Twenty years later, Tom Schieffer remains proud of what he accomplished in spearheading the construction of The Ballpark in Arlington.
He called it the joy of his distinguished career and it’s certainly the signature moment from his years with the Texas Rangers.
And, as the Rangers celebrate the 20th anniversary of The Ballpark which is now known as Globe Life Park, Schieffer will become the 17th member of the club’s Hall of Fame.
The Rangers announced that Schieffer would be given the team’s highest honor during an induction ceremony on Aug. 23. He’s the sixth inductee in a “non-playing capacity.”
“I am sure most of you were surprised when you got the announcement; I was surprised,” said Schieffer, who graduated from Arlington Heights and the University of Texas.
“It’s a great honor. I always said that the definition of a good job was when you got paid to watch a baseball game, and I thought I had a really good job. Building this ballpark was really the joy of my life.”
Schieffer is proud of how well the facility has aged, saying: “I always thought it would be better when it had a little patina on it from use.”
Schieffer spoke at length about the ballpark and the importance of it to fans. He went on to say that a domed stadium was not economically feasible at the time and that he’s been disappointed that more development hasn’t occurred outside the ballpark.
But Schieffer, who was an original investor in the ownership group headed by George W. Bush and Edward (Rusty) Rose that purchased the club in April 1989, also reflected on his years with the team, specifically his tenure as team president from February 1991 until April 1999.
Schieffer recalled the day he signed Ivan Rodriguez to a five-year, $42 million deal on July 31, 1997. Earlier in the day, the Rangers had worked out a trade that would have sent the star backstop to the New York Yankees but worked out a last-minute deal.
Nick Tepesch appeared to be making a spot start in his season debut last Wednesday in Houston, but finds himself in the rotation for now.
Tepesch pitched well against the Astros, limiting them to one run on two hits with three walks and eight strikeouts over 5 1/3 innings.
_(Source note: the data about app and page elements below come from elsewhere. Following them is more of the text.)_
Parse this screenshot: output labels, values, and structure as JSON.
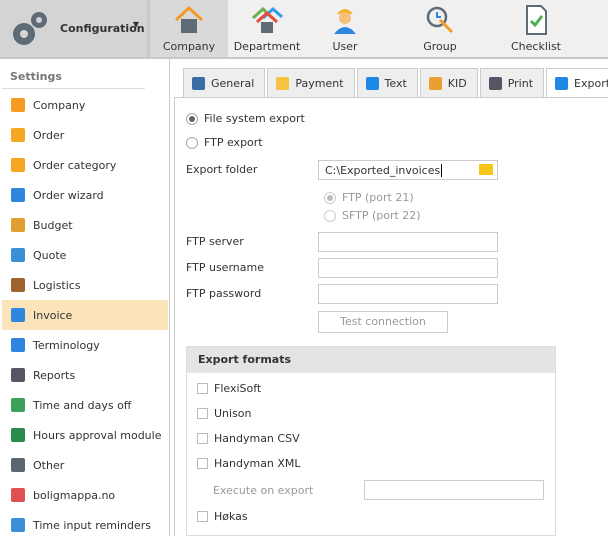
{
  "header": {
    "title": "Configuration",
    "tabs": [
      {
        "label": "Company",
        "selected": true
      },
      {
        "label": "Department"
      },
      {
        "label": "User"
      },
      {
        "label": "Group"
      },
      {
        "label": "Checklist"
      }
    ]
  },
  "sidebar": {
    "heading": "Settings",
    "items": [
      {
        "label": "Company",
        "icon": "house-icon",
        "color": "#f59a23"
      },
      {
        "label": "Order",
        "icon": "clipboard-icon",
        "color": "#f5a623"
      },
      {
        "label": "Order category",
        "icon": "clipboard-icon",
        "color": "#f5a623"
      },
      {
        "label": "Order wizard",
        "icon": "wizard-icon",
        "color": "#2e86de"
      },
      {
        "label": "Budget",
        "icon": "scales-icon",
        "color": "#e0a030"
      },
      {
        "label": "Quote",
        "icon": "calculator-icon",
        "color": "#3a8fd6"
      },
      {
        "label": "Logistics",
        "icon": "box-icon",
        "color": "#a0622d"
      },
      {
        "label": "Invoice",
        "icon": "invoice-icon",
        "color": "#2e86de",
        "selected": true
      },
      {
        "label": "Terminology",
        "icon": "terminology-icon",
        "color": "#2e86de"
      },
      {
        "label": "Reports",
        "icon": "printer-icon",
        "color": "#556"
      },
      {
        "label": "Time and days off",
        "icon": "globe-icon",
        "color": "#3aa05a"
      },
      {
        "label": "Hours approval module",
        "icon": "clock-check-icon",
        "color": "#2d8a4e"
      },
      {
        "label": "Other",
        "icon": "gear-icon",
        "color": "#5a6772"
      },
      {
        "label": "boligmappa.no",
        "icon": "boligmappa-icon",
        "color": "#e05050"
      },
      {
        "label": "Time input reminders",
        "icon": "alarm-icon",
        "color": "#3a8fd6"
      }
    ]
  },
  "tabs": [
    {
      "label": "General",
      "icon": "document-icon",
      "color": "#3a6ea5"
    },
    {
      "label": "Payment",
      "icon": "payment-icon",
      "color": "#f5c242"
    },
    {
      "label": "Text",
      "icon": "info-icon",
      "color": "#1e88e5"
    },
    {
      "label": "KID",
      "icon": "kid-icon",
      "color": "#e8a030"
    },
    {
      "label": "Print",
      "icon": "printer-icon",
      "color": "#556"
    },
    {
      "label": "Export",
      "icon": "upload-icon",
      "color": "#1e88e5",
      "selected": true
    }
  ],
  "export": {
    "file_system_export": "File system export",
    "ftp_export": "FTP export",
    "selected_mode": "File system export",
    "export_folder_label": "Export folder",
    "export_folder_value": "C:\\Exported_invoices",
    "ftp_port21": "FTP (port 21)",
    "ftp_port22": "SFTP (port 22)",
    "ftp_server_label": "FTP server",
    "ftp_username_label": "FTP username",
    "ftp_password_label": "FTP password",
    "test_connection": "Test connection",
    "formats_heading": "Export formats",
    "formats": [
      {
        "label": "FlexiSoft",
        "checked": false
      },
      {
        "label": "Unison",
        "checked": false
      },
      {
        "label": "Handyman CSV",
        "checked": false
      },
      {
        "label": "Handyman XML",
        "checked": false
      },
      {
        "label": "Høkas",
        "checked": false
      }
    ],
    "execute_on_export_label": "Execute on export"
  }
}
The only thing he would like to change Wednesday against the Mariners is the number of pitches he throws early on.
“I would have liked to pitch deeper in a game like that,” Tepesch said. “But I’m going to keep the same approach. I’m not changing what I am as a pitcher — attacking, being down in the zone and getting quick outs.”
Leonys Martin slept on his neck the wrong way Monday night, causing neck stiffness severe enough to force him out of Tuesday’s lineup.
Daniel Robertson replaced Martin in center field and atop the lineup, but the club hopes Martin is ready Wednesday.
“He tried to get some treatment, but it just didn’t work,” manager Ron Washington said. “Right now, we’ve got to go day-to-day. It’s nothing serious, but Marty’s neck is stiff.”